» Work task
Counting only lines below that contain the string "JSON", give the total as a single number.

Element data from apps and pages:
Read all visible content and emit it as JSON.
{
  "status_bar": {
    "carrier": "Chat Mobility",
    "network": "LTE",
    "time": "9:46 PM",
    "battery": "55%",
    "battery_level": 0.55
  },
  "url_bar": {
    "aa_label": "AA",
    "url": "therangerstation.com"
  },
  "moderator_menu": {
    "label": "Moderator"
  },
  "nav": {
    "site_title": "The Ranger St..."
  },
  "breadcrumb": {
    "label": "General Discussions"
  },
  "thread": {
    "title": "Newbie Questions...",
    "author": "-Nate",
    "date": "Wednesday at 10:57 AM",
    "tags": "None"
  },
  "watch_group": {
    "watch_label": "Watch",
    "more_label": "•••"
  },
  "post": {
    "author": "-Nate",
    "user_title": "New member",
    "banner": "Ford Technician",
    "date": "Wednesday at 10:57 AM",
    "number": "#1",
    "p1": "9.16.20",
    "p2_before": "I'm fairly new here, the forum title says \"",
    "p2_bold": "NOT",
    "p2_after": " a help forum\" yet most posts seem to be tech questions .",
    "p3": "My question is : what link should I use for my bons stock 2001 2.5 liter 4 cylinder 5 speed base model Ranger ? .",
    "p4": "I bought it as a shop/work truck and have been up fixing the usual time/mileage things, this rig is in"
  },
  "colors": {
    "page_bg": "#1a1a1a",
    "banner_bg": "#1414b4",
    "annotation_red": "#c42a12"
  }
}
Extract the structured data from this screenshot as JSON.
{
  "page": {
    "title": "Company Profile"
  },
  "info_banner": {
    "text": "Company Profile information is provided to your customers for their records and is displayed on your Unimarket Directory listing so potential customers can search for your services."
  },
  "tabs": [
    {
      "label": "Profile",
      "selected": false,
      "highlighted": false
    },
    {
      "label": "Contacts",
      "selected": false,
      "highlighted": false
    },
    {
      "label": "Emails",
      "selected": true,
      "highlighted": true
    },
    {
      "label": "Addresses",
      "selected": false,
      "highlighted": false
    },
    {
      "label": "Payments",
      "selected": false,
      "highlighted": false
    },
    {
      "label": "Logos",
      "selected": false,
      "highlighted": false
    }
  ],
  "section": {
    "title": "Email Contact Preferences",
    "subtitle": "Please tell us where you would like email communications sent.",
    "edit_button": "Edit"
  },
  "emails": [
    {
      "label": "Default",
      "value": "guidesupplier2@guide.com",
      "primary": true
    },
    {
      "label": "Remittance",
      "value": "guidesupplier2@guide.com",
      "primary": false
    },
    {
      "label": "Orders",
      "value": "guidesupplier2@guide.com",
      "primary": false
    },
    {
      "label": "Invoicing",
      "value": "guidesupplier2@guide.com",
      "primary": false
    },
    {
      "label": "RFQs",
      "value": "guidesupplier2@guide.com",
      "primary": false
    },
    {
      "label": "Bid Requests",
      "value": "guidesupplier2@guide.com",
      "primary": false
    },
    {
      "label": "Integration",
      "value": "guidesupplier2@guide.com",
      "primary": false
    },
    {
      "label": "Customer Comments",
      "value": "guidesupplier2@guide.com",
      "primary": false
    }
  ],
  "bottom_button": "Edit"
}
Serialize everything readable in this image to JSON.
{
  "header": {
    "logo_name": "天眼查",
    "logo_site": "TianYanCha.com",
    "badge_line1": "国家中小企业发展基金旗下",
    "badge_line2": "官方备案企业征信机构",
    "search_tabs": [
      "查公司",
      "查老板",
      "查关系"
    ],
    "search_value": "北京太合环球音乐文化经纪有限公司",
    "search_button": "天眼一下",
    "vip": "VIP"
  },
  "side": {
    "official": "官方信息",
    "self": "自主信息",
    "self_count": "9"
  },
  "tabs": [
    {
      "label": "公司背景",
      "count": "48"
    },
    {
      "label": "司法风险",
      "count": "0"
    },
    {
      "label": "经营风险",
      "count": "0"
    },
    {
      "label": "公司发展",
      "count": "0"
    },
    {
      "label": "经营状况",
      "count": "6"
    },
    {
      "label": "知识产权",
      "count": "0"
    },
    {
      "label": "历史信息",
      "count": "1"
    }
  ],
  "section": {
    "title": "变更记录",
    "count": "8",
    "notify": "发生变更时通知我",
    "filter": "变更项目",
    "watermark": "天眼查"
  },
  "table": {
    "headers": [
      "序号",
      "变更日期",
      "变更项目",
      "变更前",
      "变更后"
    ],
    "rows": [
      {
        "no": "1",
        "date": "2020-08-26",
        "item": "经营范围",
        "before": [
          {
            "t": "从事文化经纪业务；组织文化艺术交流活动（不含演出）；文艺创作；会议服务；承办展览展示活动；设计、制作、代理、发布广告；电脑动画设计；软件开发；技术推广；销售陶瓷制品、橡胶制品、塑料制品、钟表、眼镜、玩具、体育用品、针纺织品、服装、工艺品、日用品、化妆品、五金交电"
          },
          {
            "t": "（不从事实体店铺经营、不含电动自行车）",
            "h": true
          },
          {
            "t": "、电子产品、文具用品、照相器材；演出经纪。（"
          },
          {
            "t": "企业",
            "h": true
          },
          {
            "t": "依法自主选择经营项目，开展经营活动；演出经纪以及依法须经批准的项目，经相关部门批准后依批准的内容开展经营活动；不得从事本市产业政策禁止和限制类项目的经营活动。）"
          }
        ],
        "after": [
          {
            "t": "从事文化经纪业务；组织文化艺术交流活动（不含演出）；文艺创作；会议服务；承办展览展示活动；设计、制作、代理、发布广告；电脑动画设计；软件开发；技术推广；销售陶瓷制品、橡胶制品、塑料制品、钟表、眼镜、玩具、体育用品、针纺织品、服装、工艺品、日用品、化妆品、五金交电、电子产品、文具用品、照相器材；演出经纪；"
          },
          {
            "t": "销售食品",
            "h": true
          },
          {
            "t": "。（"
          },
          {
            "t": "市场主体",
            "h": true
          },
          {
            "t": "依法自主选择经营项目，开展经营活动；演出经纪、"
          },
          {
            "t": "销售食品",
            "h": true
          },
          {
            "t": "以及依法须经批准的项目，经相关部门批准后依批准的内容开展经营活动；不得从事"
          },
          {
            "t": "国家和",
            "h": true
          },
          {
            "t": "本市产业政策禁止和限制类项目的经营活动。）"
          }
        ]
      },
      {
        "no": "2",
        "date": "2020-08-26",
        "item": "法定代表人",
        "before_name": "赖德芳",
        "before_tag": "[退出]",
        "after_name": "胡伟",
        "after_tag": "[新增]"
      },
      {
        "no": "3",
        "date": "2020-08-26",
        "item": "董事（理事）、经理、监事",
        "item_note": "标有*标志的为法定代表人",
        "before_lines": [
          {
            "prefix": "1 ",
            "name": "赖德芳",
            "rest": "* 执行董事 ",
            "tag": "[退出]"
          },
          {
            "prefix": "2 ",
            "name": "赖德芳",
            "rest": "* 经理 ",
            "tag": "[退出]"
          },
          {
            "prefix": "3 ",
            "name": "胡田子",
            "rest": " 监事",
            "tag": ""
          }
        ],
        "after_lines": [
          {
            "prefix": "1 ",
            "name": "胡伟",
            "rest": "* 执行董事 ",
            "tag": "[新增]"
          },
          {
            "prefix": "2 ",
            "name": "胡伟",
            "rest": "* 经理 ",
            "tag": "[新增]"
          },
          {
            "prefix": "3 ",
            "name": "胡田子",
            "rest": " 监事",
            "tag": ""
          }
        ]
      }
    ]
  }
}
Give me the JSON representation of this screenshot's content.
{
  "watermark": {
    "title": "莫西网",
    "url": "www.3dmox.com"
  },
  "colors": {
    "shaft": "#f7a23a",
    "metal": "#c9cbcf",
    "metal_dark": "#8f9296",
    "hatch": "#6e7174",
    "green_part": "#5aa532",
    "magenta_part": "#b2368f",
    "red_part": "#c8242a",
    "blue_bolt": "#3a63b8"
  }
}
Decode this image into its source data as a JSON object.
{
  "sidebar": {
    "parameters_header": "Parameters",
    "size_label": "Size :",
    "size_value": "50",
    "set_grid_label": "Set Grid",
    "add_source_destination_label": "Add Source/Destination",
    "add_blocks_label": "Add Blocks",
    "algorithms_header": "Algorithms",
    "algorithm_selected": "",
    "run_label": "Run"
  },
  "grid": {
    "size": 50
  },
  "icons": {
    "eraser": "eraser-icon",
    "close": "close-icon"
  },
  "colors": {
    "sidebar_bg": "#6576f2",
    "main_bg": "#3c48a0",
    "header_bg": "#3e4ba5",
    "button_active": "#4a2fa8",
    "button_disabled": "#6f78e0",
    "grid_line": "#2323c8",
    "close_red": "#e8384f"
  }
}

» Exercise result
5